Sheba Medical Center at Tel Hashomer, Israel’s largest hospital, has begun trials of a fourth dose of a COVID-19 vaccine, said to be the first study of its kind.
The trial began earlier this week with 150 medical personnel who had received a booster dose in August. They received the fourth dose after they were tested and found to have low antibody levels.
The trial came as Israeli officials considered rolling out a second tranche of booster shots to the population as the country deals with rising infections from the Omicron variant.
Prof. Jacob Lavee, former director of the heart transplant unit at Sheba was the first to take part in the trial. He said that “hopefully, we’ll be able to show here… that this fourth booster really provides protection against the omicron, which is highly needed.”
“This study will test the effect of the fourth vaccine dose on the level of antibodies, on preventing contagion, and check its safety,” Sheba’s Prof. Gili Regev-Yochay said, according to The Times of Israel.
“This study is expected to shed light on the additional benefit of giving a fourth dose, and lead us to understand whether and to whom it is worth giving a fourth dose,” she added.

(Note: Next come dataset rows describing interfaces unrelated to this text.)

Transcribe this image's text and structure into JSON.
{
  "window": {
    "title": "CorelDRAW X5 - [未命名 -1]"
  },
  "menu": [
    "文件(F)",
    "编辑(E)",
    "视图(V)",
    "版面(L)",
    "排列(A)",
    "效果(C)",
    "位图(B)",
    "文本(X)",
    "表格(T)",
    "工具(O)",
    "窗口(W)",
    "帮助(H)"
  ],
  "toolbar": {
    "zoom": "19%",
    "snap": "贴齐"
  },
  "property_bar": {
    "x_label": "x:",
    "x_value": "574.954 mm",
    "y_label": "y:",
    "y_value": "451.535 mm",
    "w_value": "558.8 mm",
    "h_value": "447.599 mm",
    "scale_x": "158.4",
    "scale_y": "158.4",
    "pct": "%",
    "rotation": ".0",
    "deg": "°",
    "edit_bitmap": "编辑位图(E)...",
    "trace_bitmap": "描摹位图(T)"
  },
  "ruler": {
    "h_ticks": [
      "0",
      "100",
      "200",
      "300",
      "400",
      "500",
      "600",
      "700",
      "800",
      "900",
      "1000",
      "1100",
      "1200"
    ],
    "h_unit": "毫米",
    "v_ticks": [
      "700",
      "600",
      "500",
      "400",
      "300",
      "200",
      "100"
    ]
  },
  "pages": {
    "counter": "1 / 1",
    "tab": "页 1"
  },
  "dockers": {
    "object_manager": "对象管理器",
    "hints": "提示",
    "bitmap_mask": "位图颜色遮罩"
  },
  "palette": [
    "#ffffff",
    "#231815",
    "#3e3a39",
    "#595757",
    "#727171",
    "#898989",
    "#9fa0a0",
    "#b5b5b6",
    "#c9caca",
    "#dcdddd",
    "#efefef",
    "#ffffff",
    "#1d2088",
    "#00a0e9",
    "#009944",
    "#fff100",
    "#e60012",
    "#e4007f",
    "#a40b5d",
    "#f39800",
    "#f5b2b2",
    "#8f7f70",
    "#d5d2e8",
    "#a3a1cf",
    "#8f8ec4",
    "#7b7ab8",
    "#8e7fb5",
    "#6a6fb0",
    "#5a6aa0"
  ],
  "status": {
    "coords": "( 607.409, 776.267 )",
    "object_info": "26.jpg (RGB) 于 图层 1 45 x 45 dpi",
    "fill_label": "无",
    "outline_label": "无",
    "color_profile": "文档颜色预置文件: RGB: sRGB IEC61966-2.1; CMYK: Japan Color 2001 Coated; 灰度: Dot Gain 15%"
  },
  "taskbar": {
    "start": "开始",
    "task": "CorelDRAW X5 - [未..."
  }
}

Israel has been applauded for its rapid rollout of the vaccine campaign and was set to become the first country in the world to roll out a fourth dose for certain groups.